    You can pick up the game for modern systems at GOG.com if you want to give it a go yourself. (And again, you really should.)

    I don’t think all games need to be art. Just like sometimes all you want from a movie is a popcorn flick, sometimes all I want is entertainment from a game that lets me shut my brain off. But I do wish we had more choices when we wanted to play art. Isn’t that a beautiful phrase? “Play art”. Only games can give you that.

  • Felix Pleșoianu said,

    I draw the line at the same place as with everything else. If something makes me say, “ooh, how beautiful!” then it’s art. And by “beautiful” I don’t just mean visually — the only games that actually made me cry are two text adventures (Photopia and Starborn, specifically), and there are many more that made me go “wow”.

    Some games, of course, will not be art, but simple entertainment, and there’s nothing wrong with that. Will anyone claim dancing is not an art just because there are such things as ravers and YouTube dancing babies?

    And then of course are those things that try to be art but come out poorly. And guess what, we usually call them bad art, not something else entirely.

  • Travis said,

    That’s an interesting look at the art world’s business model LateWhiteRabbit. I heard a lot of the same during my two brief stints in art school. The right person could probably write a very interesting non-fiction piece about politics and patronage in today’s art world.

    The whole subject reminded me a little of a documentary called “The Art of the Steal” which is on Netflix instant streaming.

    Anways, Silent Hill SM looks depressing as hell, but I’ll give Oriental Express a shot. I’ve been meaning to for a about a decade now. 🙂

  • Vatina said,

    There are definitely games that, throughout my life, have resulted in some sort of emotional reaction inside me. Mostly great ones, and not only due to adrenelin rushes 🙂 Sometimes the way a scene is portrayed does this, other times a thread in the underlying story that touches me in a personal way and inspires me to think differently. This is one of the things I love most in games.

    The word ‘art’ often puts me off when discussed, as it makes me think of those weird things in museum that I would never appreciate myself.

    But in the broad (and true) sense, as you described, then yes – I believe games can be art as well.

  • xenovore said,

    Why are we still debating this???

    From Dictionary.com:
    1. The quality, production, expression, or realm, according to aesthetic principles, of what is beautiful, appealing, or of more than ordinary significance.
    2. The class of objects subject to aesthetic criteria; works of art collectively, as paintings, sculptures, or drawings: a museum of art; an art collection.
    3. A field, genre, or category of art: “Dance is an art.”

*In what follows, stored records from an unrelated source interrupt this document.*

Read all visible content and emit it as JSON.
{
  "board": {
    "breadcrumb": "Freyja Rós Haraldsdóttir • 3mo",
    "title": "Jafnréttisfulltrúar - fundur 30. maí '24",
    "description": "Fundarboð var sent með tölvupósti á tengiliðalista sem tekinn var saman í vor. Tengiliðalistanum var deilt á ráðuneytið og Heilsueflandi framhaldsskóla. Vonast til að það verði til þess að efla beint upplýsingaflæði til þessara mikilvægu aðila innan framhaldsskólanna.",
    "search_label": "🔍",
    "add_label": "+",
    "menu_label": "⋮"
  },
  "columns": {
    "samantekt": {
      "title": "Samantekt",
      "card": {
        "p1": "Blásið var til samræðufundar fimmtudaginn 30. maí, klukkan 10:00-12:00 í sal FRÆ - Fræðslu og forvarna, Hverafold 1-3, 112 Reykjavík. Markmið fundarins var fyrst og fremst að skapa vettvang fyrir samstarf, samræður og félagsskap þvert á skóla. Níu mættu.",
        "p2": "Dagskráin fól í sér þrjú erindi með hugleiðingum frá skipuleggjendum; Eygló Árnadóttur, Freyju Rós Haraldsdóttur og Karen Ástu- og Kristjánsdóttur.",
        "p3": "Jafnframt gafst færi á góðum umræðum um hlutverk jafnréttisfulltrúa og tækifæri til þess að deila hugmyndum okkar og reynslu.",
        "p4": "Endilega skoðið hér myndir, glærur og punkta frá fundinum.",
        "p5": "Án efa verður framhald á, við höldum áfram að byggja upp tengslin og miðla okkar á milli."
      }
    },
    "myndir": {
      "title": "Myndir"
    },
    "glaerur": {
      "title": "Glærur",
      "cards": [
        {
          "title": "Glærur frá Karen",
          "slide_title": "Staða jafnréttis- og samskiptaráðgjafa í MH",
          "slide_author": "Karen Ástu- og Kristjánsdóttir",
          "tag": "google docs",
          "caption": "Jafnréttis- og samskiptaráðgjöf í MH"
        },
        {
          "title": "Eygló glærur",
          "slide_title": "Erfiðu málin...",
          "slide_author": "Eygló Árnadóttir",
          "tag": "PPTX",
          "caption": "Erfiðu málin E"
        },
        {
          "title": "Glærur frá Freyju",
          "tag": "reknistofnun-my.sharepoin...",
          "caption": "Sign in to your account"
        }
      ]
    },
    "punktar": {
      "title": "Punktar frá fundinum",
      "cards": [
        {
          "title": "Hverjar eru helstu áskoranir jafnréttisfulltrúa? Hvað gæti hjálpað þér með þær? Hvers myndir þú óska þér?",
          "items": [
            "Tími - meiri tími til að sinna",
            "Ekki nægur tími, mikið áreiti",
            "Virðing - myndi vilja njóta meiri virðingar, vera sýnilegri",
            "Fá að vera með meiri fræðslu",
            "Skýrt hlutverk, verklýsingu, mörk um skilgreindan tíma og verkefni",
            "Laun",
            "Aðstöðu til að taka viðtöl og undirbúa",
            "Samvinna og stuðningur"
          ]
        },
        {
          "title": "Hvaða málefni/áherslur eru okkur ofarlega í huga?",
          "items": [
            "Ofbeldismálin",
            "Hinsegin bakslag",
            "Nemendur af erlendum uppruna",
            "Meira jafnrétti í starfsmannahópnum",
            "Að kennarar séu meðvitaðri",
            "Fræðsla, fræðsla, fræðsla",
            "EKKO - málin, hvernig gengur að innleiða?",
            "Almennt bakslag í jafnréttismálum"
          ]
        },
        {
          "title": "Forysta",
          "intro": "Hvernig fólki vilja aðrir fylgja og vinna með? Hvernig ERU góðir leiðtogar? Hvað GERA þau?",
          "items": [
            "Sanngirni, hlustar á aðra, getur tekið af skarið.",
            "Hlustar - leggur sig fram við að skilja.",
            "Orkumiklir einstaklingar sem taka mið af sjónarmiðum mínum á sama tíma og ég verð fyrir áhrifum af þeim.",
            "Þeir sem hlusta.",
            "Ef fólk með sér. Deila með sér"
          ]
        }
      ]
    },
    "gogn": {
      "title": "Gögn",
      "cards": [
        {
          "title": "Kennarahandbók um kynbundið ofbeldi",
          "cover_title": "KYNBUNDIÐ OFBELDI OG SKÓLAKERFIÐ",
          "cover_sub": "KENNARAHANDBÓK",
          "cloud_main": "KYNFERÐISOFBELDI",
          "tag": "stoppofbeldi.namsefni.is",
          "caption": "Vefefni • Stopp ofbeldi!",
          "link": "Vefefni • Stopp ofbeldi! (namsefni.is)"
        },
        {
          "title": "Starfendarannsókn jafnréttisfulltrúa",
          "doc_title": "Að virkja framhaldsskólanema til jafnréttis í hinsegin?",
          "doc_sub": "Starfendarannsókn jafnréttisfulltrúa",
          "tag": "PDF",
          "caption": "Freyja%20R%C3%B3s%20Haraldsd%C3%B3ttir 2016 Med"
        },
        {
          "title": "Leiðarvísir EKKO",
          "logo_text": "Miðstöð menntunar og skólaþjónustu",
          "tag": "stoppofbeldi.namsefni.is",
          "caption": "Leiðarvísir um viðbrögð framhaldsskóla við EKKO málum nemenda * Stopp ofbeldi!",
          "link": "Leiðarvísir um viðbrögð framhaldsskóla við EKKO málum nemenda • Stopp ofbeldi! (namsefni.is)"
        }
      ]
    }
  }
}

    #1 certainly applies to video games! So does #2. And if #1 and #2 apply, then #3 ultimately applies as well.

    Another definition from Wikipedia:

    Art is the product or process of deliberately arranging items (often with symbolic significance) in a way that influences and affects one or more of the senses, emotions, and intellect.

    Does that not also apply to video games?

    Whether games are art is not a yes/no question! Just like any other medium, there is a whole (subjective) gamut here, from the craptastic to the spectacular.

    At one end are games like Pong which are so abstract that they may barely qualify as art to only a select few. (I for one would not consider Pong to be art, but I’ll bet that somebody does among the 7 billion out there…)

    At the other end we have games that are more film than game — like Final Fantasy — and nobody argues about film being art!

    Another key point is that it takes artists to create most games! Artists must paint the textures, sculpt the models, and design the levels. How can games — which obviously contain art — not be art?!

    Finally, the appreciation of art is not democratic. Nobody — neither the majority nor some so-called expert — can say what art is for anybody else. If just one person is moved emotionally or intellectually by something they view or interact with, then I daresay that thing is art.